::: EXTRACTED MATERIAL :::

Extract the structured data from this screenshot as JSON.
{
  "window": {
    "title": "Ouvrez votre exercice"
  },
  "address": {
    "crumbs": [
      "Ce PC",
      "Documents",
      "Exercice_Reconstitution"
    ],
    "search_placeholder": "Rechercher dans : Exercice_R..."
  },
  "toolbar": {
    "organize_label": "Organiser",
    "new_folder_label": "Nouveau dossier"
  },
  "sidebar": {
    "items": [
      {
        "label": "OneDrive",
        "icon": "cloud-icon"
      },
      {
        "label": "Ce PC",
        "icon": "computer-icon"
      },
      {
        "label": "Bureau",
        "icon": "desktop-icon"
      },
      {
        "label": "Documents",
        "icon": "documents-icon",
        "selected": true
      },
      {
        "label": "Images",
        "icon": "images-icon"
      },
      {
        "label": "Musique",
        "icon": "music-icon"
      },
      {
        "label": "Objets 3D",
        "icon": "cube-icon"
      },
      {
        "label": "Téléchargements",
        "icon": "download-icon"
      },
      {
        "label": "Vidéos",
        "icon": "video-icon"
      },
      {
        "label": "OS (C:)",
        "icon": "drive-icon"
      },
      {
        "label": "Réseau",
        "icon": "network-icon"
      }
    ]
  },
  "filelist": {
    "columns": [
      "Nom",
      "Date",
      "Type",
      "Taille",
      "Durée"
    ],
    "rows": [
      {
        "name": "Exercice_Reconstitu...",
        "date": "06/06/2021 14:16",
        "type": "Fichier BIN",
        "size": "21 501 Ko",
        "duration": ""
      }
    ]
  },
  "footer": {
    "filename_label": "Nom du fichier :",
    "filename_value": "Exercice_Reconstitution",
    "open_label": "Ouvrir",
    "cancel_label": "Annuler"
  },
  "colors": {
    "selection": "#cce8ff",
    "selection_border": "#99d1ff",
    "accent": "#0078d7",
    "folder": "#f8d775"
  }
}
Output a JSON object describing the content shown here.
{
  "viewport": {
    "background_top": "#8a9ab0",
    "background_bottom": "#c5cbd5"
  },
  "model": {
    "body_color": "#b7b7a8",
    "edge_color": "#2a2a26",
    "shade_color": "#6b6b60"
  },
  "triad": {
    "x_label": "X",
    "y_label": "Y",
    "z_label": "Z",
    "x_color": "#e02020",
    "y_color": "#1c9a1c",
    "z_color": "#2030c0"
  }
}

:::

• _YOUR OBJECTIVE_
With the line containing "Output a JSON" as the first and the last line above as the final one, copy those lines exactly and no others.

• _FINISHED TASK_
Output a JSON object describing the content shown here.
{
  "viewport": {
    "background_top": "#8a9ab0",
    "background_bottom": "#c5cbd5"
  },
  "model": {
    "body_color": "#b7b7a8",
    "edge_color": "#2a2a26",
    "shade_color": "#6b6b60"
  },
  "triad": {
    "x_label": "X",
    "y_label": "Y",
    "z_label": "Z",
    "x_color": "#e02020",
    "y_color": "#1c9a1c",
    "z_color": "#2030c0"
  }
}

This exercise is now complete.